(Data entries)
%%

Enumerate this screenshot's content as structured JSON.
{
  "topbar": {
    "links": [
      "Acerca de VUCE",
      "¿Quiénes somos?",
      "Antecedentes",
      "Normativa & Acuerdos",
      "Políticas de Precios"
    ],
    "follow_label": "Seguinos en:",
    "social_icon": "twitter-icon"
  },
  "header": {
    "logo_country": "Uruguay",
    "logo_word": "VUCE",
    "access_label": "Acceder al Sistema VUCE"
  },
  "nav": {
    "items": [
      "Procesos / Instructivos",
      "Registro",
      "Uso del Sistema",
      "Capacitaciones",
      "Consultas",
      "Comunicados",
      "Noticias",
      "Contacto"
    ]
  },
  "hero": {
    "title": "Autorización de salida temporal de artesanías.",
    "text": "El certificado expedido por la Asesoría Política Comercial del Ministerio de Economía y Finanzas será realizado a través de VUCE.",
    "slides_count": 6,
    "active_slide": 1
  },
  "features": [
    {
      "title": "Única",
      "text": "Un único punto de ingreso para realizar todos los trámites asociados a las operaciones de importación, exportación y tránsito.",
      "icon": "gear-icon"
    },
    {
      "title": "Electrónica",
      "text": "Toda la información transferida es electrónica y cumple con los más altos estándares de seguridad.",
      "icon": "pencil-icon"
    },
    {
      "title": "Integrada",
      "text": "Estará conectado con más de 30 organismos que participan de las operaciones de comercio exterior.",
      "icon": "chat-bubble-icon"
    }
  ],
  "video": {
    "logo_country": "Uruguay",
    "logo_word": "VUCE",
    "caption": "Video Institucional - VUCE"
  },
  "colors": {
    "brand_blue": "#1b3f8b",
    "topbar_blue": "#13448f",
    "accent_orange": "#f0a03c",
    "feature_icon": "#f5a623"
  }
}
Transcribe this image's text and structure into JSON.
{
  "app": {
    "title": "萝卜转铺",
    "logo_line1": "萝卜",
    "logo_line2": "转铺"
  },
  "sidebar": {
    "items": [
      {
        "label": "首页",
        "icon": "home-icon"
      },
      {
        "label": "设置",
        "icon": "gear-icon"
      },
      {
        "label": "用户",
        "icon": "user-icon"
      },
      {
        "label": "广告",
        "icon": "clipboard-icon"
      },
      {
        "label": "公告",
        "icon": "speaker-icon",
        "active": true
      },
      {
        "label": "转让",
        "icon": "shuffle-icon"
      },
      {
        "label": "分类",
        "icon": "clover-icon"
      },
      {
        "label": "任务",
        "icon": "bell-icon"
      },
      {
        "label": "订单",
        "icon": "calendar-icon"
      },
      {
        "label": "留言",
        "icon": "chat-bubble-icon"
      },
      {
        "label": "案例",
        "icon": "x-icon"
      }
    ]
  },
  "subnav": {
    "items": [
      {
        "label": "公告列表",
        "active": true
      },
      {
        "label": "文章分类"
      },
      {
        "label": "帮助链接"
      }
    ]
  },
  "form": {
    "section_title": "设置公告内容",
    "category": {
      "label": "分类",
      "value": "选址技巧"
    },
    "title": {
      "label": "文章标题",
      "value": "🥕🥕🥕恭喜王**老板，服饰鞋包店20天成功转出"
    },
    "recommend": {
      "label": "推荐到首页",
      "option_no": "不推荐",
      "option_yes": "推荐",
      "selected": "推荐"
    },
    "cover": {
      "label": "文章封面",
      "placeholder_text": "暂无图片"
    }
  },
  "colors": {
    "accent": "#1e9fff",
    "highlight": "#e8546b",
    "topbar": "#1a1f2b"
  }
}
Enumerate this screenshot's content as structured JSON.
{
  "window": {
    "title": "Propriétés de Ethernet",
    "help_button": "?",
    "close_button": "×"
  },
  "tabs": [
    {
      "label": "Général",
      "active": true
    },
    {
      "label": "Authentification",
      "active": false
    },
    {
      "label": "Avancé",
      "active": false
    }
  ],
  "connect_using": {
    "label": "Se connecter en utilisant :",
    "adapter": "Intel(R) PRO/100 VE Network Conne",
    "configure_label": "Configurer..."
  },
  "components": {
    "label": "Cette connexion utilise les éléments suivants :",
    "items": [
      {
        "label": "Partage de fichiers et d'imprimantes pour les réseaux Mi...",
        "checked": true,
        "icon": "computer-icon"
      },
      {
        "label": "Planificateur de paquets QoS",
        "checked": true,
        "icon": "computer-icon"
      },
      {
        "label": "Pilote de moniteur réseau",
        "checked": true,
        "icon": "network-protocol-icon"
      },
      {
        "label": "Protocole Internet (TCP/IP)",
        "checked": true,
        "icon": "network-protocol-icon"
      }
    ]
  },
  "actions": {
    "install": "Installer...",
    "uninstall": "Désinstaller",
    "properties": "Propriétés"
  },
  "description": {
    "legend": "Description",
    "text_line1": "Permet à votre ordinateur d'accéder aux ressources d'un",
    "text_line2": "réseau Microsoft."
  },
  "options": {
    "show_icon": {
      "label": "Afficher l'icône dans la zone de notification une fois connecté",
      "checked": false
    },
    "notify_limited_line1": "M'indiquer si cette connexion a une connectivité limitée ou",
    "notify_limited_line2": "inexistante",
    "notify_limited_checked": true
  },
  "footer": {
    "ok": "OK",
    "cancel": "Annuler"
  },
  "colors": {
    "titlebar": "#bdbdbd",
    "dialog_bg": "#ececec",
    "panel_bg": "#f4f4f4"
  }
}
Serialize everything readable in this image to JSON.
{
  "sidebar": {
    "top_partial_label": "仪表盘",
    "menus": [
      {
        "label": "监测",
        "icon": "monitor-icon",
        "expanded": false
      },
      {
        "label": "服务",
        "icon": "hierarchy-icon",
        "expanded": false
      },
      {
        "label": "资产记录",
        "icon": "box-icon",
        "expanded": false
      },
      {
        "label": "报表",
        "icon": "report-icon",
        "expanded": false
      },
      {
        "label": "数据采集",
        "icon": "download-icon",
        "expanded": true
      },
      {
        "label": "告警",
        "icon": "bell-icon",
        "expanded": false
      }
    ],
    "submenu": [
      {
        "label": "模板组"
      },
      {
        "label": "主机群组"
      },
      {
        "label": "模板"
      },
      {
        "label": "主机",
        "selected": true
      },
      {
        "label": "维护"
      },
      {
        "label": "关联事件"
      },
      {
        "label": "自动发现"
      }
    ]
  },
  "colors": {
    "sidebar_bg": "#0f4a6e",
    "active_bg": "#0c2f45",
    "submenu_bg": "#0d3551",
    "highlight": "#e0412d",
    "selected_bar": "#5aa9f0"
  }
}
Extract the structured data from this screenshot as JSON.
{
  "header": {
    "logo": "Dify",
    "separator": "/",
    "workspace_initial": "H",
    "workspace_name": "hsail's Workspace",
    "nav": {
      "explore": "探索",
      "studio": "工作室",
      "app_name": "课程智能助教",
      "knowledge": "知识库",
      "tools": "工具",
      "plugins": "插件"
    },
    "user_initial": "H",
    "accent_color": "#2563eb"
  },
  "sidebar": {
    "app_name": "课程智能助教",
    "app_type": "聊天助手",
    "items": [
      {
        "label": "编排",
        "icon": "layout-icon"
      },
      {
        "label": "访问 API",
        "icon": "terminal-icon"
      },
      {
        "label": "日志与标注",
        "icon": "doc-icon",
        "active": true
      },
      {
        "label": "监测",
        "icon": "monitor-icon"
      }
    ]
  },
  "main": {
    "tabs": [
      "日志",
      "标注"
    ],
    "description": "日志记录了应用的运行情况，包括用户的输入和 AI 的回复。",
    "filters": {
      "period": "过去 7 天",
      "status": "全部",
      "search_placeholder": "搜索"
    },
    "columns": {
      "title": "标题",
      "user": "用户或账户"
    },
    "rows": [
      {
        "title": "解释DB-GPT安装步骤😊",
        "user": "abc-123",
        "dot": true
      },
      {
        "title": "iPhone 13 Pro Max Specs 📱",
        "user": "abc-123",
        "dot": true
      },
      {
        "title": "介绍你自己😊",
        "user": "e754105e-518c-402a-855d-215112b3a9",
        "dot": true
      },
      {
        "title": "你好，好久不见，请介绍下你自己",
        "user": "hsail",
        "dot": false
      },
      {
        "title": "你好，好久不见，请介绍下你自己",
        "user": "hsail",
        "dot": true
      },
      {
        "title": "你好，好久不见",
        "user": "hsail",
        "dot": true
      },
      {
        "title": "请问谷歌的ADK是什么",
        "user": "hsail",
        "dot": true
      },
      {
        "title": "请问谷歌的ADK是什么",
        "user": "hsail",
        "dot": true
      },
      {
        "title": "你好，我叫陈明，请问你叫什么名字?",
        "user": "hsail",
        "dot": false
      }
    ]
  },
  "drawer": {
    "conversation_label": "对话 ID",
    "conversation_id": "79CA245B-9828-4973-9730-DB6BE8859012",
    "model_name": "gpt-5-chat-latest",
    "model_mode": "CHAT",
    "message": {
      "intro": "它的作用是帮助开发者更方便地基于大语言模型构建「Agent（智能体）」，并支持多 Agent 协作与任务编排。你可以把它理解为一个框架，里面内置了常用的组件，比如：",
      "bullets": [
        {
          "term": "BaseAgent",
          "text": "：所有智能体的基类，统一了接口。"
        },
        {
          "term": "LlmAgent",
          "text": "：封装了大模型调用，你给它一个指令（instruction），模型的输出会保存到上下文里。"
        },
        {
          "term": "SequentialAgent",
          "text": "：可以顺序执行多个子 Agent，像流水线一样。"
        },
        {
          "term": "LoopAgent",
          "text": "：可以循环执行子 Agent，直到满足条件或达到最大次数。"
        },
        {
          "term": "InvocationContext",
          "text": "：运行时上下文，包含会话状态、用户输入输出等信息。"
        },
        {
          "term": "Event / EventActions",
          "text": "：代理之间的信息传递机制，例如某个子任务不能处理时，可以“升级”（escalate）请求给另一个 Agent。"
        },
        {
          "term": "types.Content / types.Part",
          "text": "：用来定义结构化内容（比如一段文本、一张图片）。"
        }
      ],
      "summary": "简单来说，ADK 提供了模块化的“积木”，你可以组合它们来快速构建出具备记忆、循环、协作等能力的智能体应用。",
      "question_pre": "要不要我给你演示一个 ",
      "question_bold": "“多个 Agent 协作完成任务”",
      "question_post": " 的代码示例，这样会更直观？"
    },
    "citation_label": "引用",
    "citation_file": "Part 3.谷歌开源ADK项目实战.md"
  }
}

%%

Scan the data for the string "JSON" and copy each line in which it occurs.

Enumerate this screenshot's content as structured JSON.
Transcribe this image's text and structure into JSON.
Enumerate this screenshot's content as structured JSON.
Serialize everything readable in this image to JSON.
Extract the structured data from this screenshot as JSON.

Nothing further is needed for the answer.